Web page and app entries
**********

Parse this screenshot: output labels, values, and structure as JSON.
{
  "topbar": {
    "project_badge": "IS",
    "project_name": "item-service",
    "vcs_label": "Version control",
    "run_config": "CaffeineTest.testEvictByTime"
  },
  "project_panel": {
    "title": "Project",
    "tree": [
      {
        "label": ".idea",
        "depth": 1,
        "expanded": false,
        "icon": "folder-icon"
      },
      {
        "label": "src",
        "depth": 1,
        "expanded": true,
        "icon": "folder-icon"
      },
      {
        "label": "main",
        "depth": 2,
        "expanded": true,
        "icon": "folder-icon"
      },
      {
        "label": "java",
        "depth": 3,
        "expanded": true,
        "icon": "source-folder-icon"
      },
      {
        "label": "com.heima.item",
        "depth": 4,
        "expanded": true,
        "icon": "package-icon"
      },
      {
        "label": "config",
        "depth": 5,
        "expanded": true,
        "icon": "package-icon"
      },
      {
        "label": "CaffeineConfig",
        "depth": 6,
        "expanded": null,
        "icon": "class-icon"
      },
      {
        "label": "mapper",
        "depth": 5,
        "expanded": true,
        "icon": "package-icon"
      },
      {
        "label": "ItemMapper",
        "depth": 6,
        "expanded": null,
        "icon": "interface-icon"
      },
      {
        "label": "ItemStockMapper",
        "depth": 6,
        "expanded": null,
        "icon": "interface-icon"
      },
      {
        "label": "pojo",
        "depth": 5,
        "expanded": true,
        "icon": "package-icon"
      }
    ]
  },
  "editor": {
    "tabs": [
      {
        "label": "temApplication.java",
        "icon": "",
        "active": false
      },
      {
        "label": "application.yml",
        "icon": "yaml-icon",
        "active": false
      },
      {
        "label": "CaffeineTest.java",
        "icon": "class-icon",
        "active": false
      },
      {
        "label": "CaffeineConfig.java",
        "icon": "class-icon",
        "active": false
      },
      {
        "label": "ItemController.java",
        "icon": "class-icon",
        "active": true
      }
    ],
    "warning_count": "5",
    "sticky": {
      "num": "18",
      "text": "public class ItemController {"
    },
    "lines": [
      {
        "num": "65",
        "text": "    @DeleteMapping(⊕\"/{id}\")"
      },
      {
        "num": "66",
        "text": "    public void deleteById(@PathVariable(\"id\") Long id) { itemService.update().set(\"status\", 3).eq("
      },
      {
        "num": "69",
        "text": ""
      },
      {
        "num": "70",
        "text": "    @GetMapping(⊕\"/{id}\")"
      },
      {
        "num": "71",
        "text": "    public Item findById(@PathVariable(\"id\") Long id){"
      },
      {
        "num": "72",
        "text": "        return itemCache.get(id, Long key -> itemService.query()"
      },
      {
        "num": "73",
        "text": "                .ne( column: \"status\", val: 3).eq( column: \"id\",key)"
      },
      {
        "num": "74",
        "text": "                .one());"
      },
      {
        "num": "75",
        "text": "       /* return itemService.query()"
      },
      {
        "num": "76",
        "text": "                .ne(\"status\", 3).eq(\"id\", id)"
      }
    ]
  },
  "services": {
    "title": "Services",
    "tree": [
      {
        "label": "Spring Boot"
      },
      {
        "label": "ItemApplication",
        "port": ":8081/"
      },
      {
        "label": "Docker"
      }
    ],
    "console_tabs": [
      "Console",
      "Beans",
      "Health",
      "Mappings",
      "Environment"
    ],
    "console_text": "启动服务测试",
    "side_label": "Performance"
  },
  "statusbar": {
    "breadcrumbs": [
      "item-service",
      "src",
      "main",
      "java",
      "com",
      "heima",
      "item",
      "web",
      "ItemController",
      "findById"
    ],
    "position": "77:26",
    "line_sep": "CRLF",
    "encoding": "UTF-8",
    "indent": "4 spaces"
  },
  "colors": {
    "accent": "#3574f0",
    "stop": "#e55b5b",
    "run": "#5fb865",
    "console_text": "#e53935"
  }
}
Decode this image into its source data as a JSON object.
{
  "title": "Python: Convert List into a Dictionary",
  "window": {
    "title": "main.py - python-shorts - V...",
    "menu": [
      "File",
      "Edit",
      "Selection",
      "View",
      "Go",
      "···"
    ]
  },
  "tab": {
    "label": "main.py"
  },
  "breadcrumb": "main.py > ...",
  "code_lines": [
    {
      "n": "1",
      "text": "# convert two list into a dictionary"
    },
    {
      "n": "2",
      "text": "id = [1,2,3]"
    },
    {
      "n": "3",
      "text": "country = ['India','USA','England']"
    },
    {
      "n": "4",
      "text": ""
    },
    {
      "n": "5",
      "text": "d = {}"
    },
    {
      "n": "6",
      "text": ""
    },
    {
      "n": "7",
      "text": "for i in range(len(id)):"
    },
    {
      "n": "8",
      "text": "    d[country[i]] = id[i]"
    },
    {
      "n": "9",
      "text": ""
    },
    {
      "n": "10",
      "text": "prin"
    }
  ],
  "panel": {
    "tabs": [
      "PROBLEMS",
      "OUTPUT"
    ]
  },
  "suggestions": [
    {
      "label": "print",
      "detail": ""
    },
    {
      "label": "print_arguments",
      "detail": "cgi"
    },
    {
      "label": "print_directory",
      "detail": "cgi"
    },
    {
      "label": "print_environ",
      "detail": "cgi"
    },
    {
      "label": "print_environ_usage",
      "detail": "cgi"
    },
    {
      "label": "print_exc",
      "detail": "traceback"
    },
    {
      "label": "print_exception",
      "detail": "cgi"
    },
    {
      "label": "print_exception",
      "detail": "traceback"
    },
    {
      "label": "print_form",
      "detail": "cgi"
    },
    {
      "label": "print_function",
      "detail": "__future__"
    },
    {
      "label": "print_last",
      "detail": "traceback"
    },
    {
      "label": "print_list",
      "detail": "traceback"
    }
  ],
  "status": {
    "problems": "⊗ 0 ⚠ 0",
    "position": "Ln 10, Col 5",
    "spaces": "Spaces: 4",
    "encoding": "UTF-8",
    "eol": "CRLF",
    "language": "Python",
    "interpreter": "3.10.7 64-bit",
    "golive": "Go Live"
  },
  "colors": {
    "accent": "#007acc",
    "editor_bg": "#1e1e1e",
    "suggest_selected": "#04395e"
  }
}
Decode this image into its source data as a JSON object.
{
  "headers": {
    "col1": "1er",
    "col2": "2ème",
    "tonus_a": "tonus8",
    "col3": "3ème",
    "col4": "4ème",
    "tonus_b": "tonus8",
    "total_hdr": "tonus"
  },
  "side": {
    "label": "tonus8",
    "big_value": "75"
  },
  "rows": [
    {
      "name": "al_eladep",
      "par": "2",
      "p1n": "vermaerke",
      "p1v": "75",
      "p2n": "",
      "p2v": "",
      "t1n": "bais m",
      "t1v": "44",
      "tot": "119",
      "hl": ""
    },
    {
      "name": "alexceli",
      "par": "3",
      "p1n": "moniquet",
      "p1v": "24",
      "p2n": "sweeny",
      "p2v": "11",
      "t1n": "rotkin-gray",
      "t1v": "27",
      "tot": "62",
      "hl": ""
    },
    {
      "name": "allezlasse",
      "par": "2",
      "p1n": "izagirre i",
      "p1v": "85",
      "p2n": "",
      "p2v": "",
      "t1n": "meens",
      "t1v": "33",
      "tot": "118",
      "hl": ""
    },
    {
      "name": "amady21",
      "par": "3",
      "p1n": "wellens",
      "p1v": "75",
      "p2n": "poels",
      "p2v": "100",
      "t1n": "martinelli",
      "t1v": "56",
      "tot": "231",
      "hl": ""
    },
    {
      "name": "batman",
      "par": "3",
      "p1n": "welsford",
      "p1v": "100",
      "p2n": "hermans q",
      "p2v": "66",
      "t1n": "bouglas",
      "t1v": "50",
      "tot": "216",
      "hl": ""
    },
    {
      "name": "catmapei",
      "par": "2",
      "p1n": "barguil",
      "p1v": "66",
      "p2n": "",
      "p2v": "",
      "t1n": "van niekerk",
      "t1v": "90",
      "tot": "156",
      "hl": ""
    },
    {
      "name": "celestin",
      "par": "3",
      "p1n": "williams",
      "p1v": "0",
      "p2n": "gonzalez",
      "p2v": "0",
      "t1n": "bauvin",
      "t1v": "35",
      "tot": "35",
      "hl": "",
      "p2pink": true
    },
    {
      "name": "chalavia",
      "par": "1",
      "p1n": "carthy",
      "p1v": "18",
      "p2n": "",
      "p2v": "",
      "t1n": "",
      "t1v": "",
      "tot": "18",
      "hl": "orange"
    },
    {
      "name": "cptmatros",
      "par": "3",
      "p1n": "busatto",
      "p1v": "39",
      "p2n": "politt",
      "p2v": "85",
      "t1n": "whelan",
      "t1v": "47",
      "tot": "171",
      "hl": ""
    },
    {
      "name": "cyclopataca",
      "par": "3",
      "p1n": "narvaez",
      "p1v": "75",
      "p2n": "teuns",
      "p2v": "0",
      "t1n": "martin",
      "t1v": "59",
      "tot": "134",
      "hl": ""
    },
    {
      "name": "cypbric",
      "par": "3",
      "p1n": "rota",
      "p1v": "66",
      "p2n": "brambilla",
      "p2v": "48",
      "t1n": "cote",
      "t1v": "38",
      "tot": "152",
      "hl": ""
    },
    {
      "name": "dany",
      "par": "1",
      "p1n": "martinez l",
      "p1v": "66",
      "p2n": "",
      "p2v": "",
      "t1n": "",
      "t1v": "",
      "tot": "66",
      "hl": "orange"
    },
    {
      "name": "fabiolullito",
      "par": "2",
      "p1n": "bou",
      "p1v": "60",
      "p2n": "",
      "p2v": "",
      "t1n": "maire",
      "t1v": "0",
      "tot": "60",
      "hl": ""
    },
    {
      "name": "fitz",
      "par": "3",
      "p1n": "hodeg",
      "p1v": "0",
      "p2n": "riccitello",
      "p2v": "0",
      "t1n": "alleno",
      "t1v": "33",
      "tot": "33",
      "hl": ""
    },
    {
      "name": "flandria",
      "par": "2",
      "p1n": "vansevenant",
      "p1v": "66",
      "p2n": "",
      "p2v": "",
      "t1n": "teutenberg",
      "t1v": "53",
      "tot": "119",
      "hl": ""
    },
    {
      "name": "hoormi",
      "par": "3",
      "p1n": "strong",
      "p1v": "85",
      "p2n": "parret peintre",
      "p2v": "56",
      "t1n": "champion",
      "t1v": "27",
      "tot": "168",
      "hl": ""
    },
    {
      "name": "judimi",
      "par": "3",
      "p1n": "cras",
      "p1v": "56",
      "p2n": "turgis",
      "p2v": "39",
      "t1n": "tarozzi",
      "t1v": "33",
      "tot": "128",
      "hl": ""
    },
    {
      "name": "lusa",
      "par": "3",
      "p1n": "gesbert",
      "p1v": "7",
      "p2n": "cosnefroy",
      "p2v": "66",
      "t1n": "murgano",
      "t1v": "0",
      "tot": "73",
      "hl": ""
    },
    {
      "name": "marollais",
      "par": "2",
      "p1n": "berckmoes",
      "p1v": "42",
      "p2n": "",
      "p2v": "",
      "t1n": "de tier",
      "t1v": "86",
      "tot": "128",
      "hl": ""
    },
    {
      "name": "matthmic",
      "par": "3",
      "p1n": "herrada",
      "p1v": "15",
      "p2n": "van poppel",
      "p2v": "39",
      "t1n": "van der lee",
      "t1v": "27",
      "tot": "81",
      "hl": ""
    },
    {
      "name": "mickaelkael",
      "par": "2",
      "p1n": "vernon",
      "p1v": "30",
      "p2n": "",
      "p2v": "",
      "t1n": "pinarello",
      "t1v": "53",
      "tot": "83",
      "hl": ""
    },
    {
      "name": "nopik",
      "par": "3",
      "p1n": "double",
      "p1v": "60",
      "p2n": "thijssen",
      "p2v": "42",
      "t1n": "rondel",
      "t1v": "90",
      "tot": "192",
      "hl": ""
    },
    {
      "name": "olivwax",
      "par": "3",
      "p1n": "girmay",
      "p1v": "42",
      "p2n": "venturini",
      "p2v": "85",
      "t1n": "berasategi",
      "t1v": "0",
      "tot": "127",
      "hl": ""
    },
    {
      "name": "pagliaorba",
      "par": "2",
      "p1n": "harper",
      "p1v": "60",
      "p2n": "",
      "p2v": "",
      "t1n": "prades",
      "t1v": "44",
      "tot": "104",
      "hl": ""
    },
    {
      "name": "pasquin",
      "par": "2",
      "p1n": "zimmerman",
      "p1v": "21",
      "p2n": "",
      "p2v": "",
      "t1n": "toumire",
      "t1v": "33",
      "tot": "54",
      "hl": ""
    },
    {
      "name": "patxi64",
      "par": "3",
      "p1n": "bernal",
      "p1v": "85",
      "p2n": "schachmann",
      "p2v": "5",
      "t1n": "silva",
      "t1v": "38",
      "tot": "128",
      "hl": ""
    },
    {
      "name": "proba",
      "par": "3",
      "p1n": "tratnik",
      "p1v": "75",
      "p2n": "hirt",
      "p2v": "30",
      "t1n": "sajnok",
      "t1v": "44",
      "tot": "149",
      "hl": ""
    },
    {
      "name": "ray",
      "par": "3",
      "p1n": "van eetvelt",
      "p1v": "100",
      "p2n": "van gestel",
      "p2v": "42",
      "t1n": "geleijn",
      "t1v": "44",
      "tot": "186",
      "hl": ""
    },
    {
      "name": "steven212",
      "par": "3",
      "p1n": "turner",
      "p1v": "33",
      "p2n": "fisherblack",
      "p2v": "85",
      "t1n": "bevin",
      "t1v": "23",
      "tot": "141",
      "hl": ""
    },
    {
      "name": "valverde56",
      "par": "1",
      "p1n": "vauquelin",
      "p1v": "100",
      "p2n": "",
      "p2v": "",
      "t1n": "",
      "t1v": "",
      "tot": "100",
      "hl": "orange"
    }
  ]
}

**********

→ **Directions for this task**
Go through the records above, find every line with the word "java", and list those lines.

→ **Exercise answer**
        "label": "java",
        "label": "temApplication.java",
        "label": "CaffeineTest.java",
        "label": "CaffeineConfig.java",
        "label": "ItemController.java",
      "java",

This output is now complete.